=== ASSIGNED TASK ===
The records below are split into lines. How many of those lines contain the string "data"? Reply with the number only.

# # # # # # #

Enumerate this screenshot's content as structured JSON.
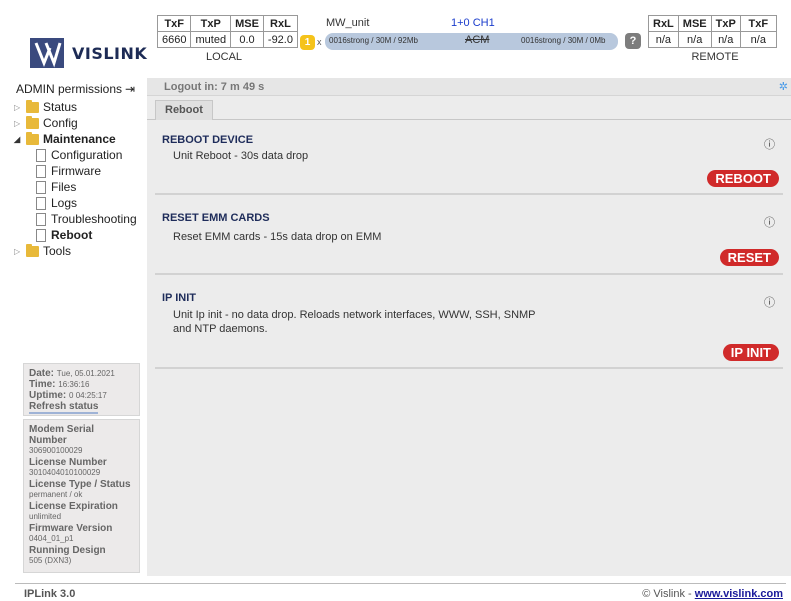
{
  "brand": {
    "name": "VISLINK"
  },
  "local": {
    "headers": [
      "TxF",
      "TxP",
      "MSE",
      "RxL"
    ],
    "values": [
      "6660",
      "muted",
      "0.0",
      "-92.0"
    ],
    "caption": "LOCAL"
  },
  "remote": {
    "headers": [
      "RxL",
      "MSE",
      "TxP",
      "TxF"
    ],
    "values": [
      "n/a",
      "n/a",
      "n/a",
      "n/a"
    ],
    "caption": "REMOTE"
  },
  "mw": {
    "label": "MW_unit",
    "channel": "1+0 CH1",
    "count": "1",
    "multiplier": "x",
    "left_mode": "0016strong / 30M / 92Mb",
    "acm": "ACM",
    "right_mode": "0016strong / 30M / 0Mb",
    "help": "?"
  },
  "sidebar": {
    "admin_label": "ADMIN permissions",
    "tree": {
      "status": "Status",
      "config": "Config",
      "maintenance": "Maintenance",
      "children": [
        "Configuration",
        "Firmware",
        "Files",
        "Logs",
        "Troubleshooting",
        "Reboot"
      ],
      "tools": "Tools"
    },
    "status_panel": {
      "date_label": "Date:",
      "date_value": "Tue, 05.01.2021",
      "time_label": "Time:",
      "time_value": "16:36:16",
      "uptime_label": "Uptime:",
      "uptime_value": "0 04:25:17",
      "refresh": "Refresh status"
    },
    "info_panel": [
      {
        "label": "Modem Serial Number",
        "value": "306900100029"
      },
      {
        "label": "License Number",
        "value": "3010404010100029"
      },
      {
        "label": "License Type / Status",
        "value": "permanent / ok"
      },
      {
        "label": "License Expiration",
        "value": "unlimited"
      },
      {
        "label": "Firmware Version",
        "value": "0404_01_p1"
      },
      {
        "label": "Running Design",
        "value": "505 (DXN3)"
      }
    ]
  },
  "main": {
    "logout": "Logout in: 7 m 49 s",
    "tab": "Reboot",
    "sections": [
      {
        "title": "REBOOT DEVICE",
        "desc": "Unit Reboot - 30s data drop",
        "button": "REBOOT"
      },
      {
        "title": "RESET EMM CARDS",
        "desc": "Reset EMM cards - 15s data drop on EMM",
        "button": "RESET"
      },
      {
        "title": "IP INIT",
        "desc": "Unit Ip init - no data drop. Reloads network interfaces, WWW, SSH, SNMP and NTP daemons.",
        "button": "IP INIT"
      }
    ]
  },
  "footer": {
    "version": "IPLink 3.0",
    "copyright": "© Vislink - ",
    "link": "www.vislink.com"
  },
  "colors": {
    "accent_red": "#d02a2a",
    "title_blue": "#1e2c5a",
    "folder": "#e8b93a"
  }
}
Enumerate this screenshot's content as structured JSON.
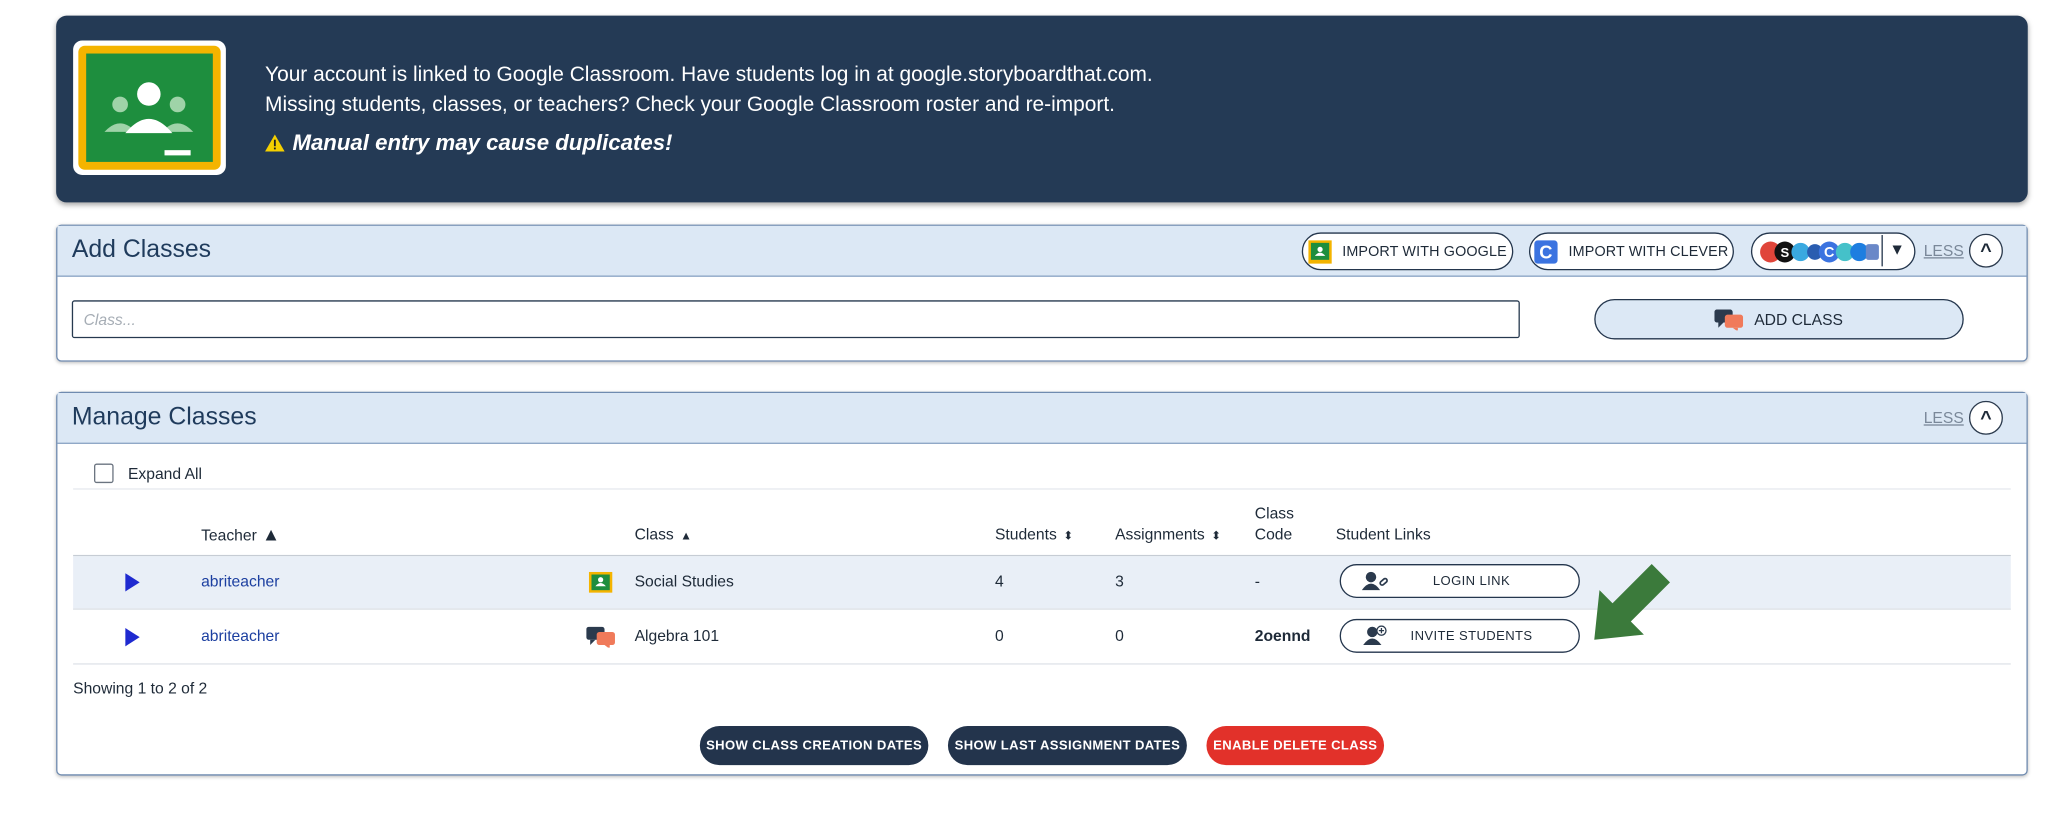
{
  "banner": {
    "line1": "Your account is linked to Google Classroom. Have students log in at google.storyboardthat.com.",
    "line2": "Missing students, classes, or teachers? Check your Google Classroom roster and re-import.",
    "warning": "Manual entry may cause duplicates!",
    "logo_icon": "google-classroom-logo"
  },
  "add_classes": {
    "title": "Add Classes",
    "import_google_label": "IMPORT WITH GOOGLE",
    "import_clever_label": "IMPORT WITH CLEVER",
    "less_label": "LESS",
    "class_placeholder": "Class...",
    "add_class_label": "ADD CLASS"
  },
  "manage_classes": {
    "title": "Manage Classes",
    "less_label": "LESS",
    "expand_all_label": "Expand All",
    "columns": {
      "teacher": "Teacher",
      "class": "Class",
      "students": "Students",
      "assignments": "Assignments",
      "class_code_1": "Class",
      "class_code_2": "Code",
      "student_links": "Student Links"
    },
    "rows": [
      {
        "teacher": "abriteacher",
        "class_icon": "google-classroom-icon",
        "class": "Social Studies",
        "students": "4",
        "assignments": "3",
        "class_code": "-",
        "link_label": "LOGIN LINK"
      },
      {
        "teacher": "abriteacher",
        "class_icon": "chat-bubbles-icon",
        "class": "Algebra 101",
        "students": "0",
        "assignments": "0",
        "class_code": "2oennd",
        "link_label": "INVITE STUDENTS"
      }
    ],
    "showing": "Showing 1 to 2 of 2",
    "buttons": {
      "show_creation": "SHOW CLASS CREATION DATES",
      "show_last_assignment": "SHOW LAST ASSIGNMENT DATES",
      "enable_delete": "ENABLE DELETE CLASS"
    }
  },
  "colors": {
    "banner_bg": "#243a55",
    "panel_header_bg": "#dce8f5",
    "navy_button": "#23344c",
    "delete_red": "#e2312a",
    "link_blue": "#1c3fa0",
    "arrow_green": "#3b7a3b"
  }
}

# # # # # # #

=== YOUR RESPONSE ===
3